** What the exercise asks **
Report every line of the data that includes "heading".

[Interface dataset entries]
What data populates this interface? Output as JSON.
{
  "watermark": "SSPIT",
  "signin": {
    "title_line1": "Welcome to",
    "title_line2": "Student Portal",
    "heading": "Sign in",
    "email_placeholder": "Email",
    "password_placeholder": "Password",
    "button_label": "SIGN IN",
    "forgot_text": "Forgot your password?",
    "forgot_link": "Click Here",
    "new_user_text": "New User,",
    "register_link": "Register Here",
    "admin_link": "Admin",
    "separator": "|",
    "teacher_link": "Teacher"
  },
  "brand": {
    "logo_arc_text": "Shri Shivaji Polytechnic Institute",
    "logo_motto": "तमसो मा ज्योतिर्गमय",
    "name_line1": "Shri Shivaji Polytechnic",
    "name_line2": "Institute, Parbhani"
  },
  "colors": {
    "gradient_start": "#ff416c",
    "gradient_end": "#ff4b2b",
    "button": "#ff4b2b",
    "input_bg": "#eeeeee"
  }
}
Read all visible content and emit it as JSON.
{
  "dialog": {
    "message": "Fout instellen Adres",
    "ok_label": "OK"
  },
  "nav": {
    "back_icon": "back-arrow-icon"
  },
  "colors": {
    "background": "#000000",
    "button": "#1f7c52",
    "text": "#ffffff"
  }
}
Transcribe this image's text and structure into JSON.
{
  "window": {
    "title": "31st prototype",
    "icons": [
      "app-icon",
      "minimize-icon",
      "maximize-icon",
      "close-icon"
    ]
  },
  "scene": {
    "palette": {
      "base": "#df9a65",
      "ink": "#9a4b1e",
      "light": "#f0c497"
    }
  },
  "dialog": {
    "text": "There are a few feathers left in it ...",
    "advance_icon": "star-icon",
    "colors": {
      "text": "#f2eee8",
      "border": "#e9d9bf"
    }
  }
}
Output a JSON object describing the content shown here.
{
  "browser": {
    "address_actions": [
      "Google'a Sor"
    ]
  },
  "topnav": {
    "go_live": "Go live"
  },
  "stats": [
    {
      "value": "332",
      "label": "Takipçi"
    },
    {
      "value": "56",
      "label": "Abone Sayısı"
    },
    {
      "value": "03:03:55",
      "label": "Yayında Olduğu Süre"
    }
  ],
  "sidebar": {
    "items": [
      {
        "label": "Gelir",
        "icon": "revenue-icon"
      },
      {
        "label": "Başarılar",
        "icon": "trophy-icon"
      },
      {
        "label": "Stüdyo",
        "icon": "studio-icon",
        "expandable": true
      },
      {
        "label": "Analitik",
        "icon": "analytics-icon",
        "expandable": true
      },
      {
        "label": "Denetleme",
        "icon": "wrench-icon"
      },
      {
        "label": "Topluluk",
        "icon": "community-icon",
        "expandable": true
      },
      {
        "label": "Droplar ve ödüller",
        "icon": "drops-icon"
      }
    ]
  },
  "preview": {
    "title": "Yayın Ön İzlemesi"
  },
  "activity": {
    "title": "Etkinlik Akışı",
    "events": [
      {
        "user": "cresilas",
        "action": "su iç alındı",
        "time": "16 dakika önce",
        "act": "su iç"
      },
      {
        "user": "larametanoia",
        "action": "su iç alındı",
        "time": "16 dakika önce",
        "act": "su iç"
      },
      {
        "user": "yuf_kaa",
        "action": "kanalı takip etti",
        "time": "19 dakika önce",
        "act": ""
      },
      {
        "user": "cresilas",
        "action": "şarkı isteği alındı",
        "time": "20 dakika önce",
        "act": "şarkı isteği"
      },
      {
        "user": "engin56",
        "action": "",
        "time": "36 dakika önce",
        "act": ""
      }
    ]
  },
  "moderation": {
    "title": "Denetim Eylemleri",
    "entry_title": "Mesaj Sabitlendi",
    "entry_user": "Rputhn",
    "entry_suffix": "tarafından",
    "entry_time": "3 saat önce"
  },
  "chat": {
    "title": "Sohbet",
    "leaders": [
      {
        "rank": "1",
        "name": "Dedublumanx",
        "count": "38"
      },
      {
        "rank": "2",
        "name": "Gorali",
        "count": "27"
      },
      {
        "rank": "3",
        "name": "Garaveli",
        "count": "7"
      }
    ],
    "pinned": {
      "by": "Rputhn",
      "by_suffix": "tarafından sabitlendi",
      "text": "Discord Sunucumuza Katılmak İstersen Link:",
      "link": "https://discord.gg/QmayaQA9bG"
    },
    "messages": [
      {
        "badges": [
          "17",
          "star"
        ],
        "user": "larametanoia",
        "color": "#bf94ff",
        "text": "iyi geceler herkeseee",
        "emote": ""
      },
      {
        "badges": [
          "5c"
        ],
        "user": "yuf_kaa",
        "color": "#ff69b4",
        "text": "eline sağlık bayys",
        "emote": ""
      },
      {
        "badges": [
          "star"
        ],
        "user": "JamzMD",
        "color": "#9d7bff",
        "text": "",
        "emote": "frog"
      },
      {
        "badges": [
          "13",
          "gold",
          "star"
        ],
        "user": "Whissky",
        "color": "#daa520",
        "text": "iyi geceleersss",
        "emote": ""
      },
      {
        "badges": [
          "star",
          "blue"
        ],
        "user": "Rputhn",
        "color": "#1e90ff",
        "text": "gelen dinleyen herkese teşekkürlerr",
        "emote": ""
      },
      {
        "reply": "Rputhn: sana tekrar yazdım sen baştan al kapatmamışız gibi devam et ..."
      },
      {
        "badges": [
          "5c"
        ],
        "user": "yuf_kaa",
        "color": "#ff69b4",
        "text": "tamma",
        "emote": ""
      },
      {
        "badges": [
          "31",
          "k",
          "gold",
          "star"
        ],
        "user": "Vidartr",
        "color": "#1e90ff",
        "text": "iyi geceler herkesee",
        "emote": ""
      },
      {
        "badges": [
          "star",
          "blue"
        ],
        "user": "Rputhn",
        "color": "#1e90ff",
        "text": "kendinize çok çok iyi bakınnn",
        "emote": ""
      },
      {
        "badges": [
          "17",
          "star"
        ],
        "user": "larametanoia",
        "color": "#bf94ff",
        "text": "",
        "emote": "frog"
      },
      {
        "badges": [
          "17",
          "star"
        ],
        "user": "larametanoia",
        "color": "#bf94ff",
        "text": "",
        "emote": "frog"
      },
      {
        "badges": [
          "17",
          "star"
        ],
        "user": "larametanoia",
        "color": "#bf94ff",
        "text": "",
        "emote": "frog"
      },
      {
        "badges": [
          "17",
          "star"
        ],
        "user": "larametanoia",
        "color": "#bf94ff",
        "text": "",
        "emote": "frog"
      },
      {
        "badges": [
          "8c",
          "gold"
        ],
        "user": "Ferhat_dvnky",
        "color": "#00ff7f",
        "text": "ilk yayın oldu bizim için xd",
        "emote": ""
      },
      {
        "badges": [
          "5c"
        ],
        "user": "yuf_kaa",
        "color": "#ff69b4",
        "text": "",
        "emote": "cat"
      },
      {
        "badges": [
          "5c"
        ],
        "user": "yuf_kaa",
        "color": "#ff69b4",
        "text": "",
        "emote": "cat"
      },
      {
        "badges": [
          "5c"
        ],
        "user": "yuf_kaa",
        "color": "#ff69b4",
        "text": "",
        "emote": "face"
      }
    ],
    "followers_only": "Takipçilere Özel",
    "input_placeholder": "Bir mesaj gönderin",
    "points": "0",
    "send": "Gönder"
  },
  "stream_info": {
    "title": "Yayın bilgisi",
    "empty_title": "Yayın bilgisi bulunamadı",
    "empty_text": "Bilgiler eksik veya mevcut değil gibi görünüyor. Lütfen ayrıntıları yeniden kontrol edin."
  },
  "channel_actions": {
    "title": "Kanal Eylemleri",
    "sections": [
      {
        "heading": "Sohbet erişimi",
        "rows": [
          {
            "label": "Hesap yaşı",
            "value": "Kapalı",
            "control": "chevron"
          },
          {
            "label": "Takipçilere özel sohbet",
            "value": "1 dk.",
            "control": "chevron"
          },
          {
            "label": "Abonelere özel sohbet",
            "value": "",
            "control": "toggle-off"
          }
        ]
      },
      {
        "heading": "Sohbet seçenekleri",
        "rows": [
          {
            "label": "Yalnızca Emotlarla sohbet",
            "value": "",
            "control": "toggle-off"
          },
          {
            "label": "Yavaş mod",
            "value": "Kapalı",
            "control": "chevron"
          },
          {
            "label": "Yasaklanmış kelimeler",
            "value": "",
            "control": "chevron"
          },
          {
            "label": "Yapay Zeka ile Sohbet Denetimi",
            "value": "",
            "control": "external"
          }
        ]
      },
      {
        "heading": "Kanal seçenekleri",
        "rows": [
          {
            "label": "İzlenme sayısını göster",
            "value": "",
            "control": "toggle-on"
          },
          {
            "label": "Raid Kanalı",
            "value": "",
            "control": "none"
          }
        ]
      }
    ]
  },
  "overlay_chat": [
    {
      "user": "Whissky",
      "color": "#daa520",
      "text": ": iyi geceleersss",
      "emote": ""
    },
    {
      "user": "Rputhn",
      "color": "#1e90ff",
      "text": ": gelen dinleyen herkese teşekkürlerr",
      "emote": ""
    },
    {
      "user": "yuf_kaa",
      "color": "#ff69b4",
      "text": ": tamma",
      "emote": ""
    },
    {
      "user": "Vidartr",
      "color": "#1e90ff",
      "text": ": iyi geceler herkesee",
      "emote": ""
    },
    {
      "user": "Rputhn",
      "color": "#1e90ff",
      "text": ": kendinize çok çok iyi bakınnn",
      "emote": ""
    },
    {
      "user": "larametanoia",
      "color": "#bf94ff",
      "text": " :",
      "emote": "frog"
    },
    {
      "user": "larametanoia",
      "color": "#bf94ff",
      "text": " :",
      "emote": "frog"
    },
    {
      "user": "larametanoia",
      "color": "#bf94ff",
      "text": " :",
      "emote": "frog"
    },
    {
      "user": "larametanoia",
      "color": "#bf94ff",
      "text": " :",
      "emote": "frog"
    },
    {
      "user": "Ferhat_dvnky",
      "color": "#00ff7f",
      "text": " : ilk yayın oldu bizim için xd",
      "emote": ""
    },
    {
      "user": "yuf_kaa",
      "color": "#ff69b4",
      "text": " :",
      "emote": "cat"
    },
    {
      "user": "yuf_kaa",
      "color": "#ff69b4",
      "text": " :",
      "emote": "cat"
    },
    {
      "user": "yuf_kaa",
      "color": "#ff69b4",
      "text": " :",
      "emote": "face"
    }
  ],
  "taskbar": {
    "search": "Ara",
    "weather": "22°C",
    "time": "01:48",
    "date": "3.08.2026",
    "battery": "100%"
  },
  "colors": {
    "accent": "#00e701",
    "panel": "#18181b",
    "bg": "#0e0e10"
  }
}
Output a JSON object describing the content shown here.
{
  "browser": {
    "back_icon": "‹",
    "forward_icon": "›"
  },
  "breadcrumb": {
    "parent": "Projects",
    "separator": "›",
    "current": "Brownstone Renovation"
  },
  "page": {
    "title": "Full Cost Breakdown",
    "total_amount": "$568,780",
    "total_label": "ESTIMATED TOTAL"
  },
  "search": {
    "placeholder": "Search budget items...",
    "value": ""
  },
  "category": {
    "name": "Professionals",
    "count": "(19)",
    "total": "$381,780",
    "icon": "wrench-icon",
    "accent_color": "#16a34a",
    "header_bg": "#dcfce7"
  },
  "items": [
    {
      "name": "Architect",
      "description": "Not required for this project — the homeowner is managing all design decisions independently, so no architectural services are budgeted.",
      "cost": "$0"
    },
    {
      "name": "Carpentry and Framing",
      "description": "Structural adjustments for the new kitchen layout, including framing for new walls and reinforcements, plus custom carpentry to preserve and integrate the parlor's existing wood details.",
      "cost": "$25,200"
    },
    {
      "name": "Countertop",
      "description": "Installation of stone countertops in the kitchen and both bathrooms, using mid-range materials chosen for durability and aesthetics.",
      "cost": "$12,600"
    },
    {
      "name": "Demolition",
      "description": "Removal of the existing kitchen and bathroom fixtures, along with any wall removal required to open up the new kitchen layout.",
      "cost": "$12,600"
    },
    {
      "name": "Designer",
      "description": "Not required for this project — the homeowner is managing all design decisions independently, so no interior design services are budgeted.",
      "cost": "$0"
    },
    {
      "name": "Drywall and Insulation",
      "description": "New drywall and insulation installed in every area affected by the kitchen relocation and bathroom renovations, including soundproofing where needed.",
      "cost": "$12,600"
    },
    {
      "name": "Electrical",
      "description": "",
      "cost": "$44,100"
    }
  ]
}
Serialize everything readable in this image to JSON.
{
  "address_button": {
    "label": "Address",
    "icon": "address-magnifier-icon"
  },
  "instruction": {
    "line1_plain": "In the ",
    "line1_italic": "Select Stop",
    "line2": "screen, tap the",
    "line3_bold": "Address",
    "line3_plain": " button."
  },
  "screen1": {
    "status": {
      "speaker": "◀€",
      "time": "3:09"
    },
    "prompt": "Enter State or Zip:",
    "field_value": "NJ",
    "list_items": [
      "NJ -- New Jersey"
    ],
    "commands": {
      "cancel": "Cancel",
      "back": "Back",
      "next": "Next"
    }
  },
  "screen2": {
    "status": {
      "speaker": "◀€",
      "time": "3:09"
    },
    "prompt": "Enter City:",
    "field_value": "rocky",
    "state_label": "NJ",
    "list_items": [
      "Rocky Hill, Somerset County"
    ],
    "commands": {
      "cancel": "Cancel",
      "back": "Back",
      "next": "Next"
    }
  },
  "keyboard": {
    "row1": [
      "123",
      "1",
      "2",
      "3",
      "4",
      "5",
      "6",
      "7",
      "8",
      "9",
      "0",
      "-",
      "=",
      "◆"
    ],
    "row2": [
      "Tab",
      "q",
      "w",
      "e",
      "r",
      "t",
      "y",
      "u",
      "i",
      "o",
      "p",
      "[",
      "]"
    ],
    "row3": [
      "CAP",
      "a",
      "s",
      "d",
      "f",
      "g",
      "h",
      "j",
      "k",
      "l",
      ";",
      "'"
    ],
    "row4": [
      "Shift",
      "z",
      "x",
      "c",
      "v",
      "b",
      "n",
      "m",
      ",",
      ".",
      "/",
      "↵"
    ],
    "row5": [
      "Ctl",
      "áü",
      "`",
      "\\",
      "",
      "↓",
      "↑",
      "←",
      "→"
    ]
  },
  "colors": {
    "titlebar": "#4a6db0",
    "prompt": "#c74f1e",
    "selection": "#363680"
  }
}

** Written response **
    "heading": "Sign in",
        "heading": "Sohbet erişimi",
        "heading": "Sohbet seçenekleri",
        "heading": "Kanal seçenekleri",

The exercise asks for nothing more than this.